When I was nine years old, I came down with a somewhat rare disease that left me hospitalized for several weeks. (Don’t worry, I’m fine now.) One day, I noticed a sequence of numbers printed on the side of my IV drip:
Quick: how many animals can you name in a minute? Done? OK, now think about how many of those animals have you seen, in real life, in the past year. Not many, right? Most of us live in a world devoid of wild animals, apart from maybe a few species like squirrels or raccoons. This means that we have few opportunities to compare our mental map — the idea of an animal that we carry around in our heads — against the real thing. And that means that sometimes, those mental maps can be off to a surprising degree.

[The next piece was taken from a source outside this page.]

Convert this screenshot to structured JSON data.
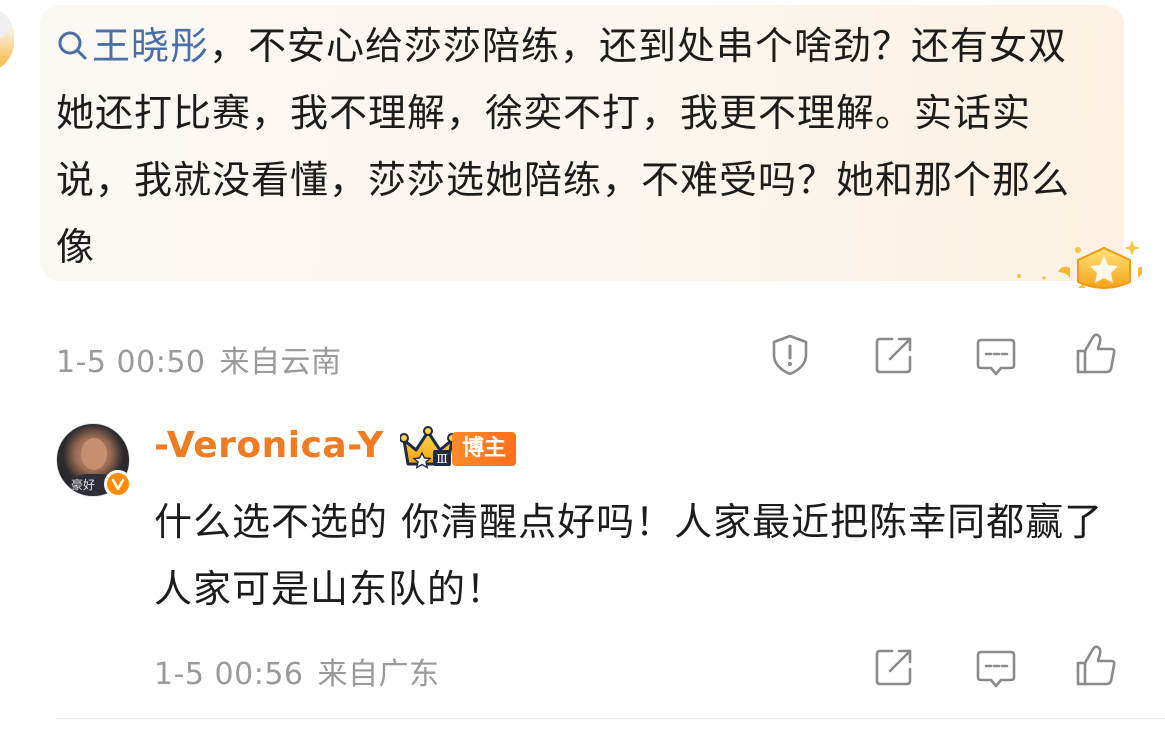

Last month, Stephen Hawking caused quite a stir when he mused that advances in artificial intelligence “could spell the end of the human race.” Computer scientists quickly shot back, pointing out that today’s algorithms still struggle to recognize kittens, never mind plotting our ultimate doom. Still, with programs like Deep Blue and Watson outplaying humans on a regular basis, you might be forgiven a certain uneasy sense that the machines are gaining on us. Now, researchers at the University of Alberta have built an unbeatable card shark, a computer program that has ‘solved’ the game of heads up limit Texas hold’em
Naked mole rats — is there anything they can’t do? These wrinkly little critters live up to 30 years, more than ten times as long as other rodents their size. They are essentially immune to cancer (a fact which makes them of great interest to the medical community) and also apparently insensitive to some kinds of pain. Last, but certainly not least, they are able to survive at levels of oxygen so low that they would be fatal to other animals. This week, researchers at the University of British Columbia showed that naked mole rats do this in a